Clock was born in Vosloorus on the East Rand, but moved to Durban with a vision to work with these then up-and-coming stars.
The track Mahamba Yedwa, featuring Tira, was massive that year and broke DJ Clock nationally. This year, The 4th Tick – A Clockumentary has yielded his biggest hit yet. Pluto was at No 1 in the media guide as the country’s most played track for a record-breaking 16 weeks. On top of that, this album is the artist’s biggest undertaking ever. The six-CD album comprises 71 tracks and shows his versatility from house to hip hop to, yup, Durban kwaito.
It features the kwaito biggies Thebe, Tira, Mshoza, Professor, Character and Alaska. Hip hop is represented by Okmilumkoolkat, among others, and then there are the dance tracks. It’s pretty impressive stuff and is indicative of Clock’s visionary and unusual approach to life.
When he finally arrives, my irritation is diffused by Clock’s charming ways and mischievous smile. He takes to the camera like a solid professional and gives English exactly what he needs with little instruction.
After the shoot and once he has greeted his fellow musicians and the Selimathunzi crew, including presenter Zizo Beda, I decide it’s best to whisk him away for a chat.
We leave for the quietness of Lucky Bean further down 7th Street where Clock offers to buy lunch as way of an apology.
Of course the first question has to be: why a six-CD album?
“I was quiet for years because I wanted to spend quality time with my family,” he replies. “I was always working, plus I was tired. I decided to just chill and rebrand myself. I am also a parent now. This album is for my fans who’ve missed my music.”

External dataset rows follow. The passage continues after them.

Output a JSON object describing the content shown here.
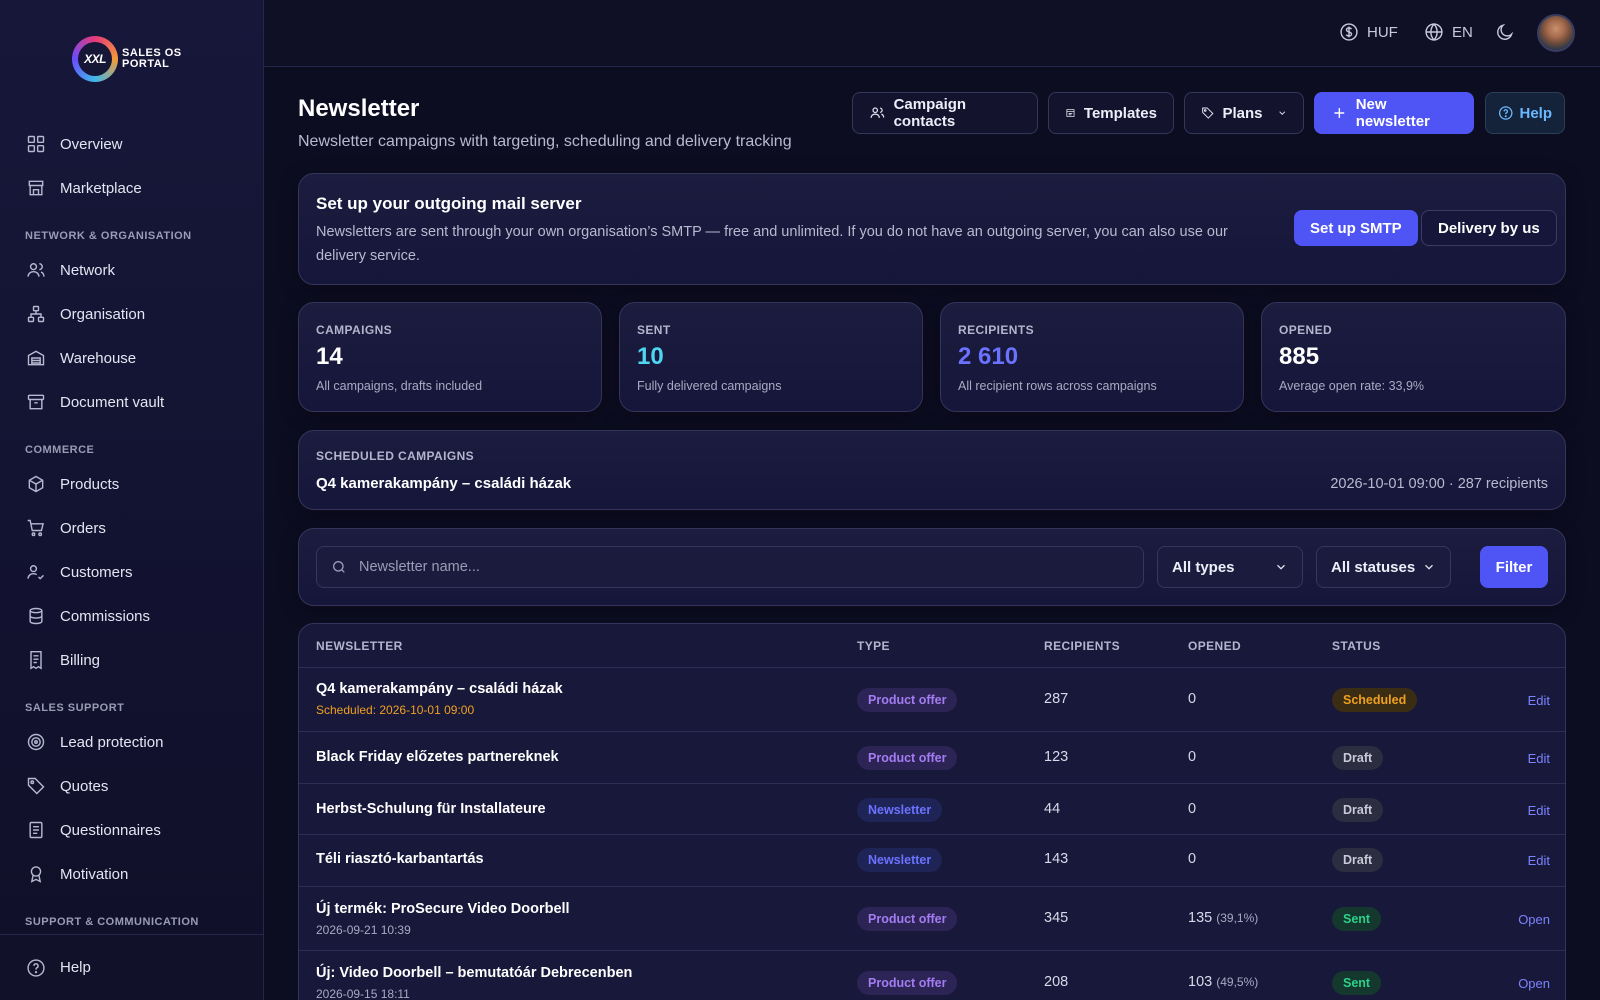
{
  "brand": {
    "logo_mark": "XXL",
    "logo_text": "SALES OS PORTAL"
  },
  "sidebar": {
    "items": [
      {
        "label": "Overview",
        "icon": "grid-icon"
      },
      {
        "label": "Marketplace",
        "icon": "store-icon"
      }
    ],
    "section_network": "NETWORK & ORGANISATION",
    "network_items": [
      {
        "label": "Network",
        "icon": "users-icon"
      },
      {
        "label": "Organisation",
        "icon": "org-chart-icon"
      },
      {
        "label": "Warehouse",
        "icon": "warehouse-icon"
      },
      {
        "label": "Document vault",
        "icon": "archive-icon"
      }
    ],
    "section_commerce": "COMMERCE",
    "commerce_items": [
      {
        "label": "Products",
        "icon": "box-icon"
      },
      {
        "label": "Orders",
        "icon": "cart-icon"
      },
      {
        "label": "Customers",
        "icon": "user-check-icon"
      },
      {
        "label": "Commissions",
        "icon": "database-icon"
      },
      {
        "label": "Billing",
        "icon": "receipt-icon"
      }
    ],
    "section_sales": "SALES SUPPORT",
    "sales_items": [
      {
        "label": "Lead protection",
        "icon": "target-icon"
      },
      {
        "label": "Quotes",
        "icon": "tag-icon"
      },
      {
        "label": "Questionnaires",
        "icon": "clipboard-icon"
      },
      {
        "label": "Motivation",
        "icon": "award-icon"
      }
    ],
    "section_support": "SUPPORT & COMMUNICATION",
    "help_label": "Help"
  },
  "topbar": {
    "currency": "HUF",
    "language": "EN"
  },
  "header": {
    "title": "Newsletter",
    "subtitle": "Newsletter campaigns with targeting, scheduling and delivery tracking",
    "campaign_contacts": "Campaign contacts",
    "templates": "Templates",
    "plans": "Plans",
    "new_newsletter": "New newsletter",
    "help": "Help"
  },
  "smtp": {
    "title": "Set up your outgoing mail server",
    "text": "Newsletters are sent through your own organisation’s SMTP — free and unlimited. If you do not have an outgoing server, you can also use our delivery service.",
    "setup_button": "Set up SMTP",
    "delivery_button": "Delivery by us"
  },
  "stats": [
    {
      "label": "CAMPAIGNS",
      "value": "14",
      "desc": "All campaigns, drafts included",
      "color": "#ffffff"
    },
    {
      "label": "SENT",
      "value": "10",
      "desc": "Fully delivered campaigns",
      "color": "#4fd6f0"
    },
    {
      "label": "RECIPIENTS",
      "value": "2 610",
      "desc": "All recipient rows across campaigns",
      "color": "#6b72ff"
    },
    {
      "label": "OPENED",
      "value": "885",
      "desc": "Average open rate: 33,9%",
      "color": "#ffffff"
    }
  ],
  "scheduled": {
    "label": "SCHEDULED CAMPAIGNS",
    "name": "Q4 kamerakampány – családi házak",
    "meta": "2026-10-01 09:00 · 287 recipients"
  },
  "filters": {
    "search_placeholder": "Newsletter name...",
    "type": "All types",
    "status": "All statuses",
    "filter_button": "Filter"
  },
  "table": {
    "columns": [
      "NEWSLETTER",
      "TYPE",
      "RECIPIENTS",
      "OPENED",
      "STATUS"
    ],
    "rows": [
      {
        "name": "Q4 kamerakampány – családi házak",
        "sub": "Scheduled: 2026-10-01 09:00",
        "type": "Product offer",
        "recipients": "287",
        "opened": "0",
        "pct": "",
        "status": "Scheduled",
        "action": "Edit"
      },
      {
        "name": "Black Friday előzetes partnereknek",
        "sub": "",
        "type": "Product offer",
        "recipients": "123",
        "opened": "0",
        "pct": "",
        "status": "Draft",
        "action": "Edit"
      },
      {
        "name": "Herbst-Schulung für Installateure",
        "sub": "",
        "type": "Newsletter",
        "recipients": "44",
        "opened": "0",
        "pct": "",
        "status": "Draft",
        "action": "Edit"
      },
      {
        "name": "Téli riasztó-karbantartás",
        "sub": "",
        "type": "Newsletter",
        "recipients": "143",
        "opened": "0",
        "pct": "",
        "status": "Draft",
        "action": "Edit"
      },
      {
        "name": "Új termék: ProSecure Video Doorbell",
        "sub": "2026-09-21 10:39",
        "type": "Product offer",
        "recipients": "345",
        "opened": "135",
        "pct": "(39,1%)",
        "status": "Sent",
        "action": "Open"
      },
      {
        "name": "Új: Video Doorbell – bemutatóár Debrecenben",
        "sub": "2026-09-15 18:11",
        "type": "Product offer",
        "recipients": "208",
        "opened": "103",
        "pct": "(49,5%)",
        "status": "Sent",
        "action": "Open"
      }
    ]
  },
  "colors": {
    "accent": "#4f55f5",
    "scheduled": "#f0a020",
    "sent": "#2bd08a",
    "draft": "#c9cad8"
  }
}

And what a return it’s been, almost on the scale of Mafikizolo’s comeback. His reply is surprisingly modest: “My work with Beatenberg is something different. My vision, my dream is to feature more rock musicians.”
Now what about this bad boy I know is lurking behind this charming façade?
Clock laughs and shakes his head: “I am a maestro, actually. But each and every time I go into the studio I pray. Sometimes I pray for an hour. I even read the bible. I am not going religious, but you need to understand that I believe God will lead me. I believe that if you want to make a difference you have to be spiritual. The studio is where I pray. God talks through me and my music.”
With the huge hit and this big project, does the diminutive Clock believe he is a game changer?
He considers this for a while before replying: “I would say ‘yes’. I also felt indebted to my fans and guilty because I was absent for so long.”
Listening to the album it is clear that his concentration in the studio is super intense. There is obviously a lot going on in that mind of his that he needed to exorcise. He’s been in the industry for nine years and is just going from strength to strength.
At the time of publication, his record company, Universal Music, had decided to reduce the album two a double album. However, the decision was not yet final.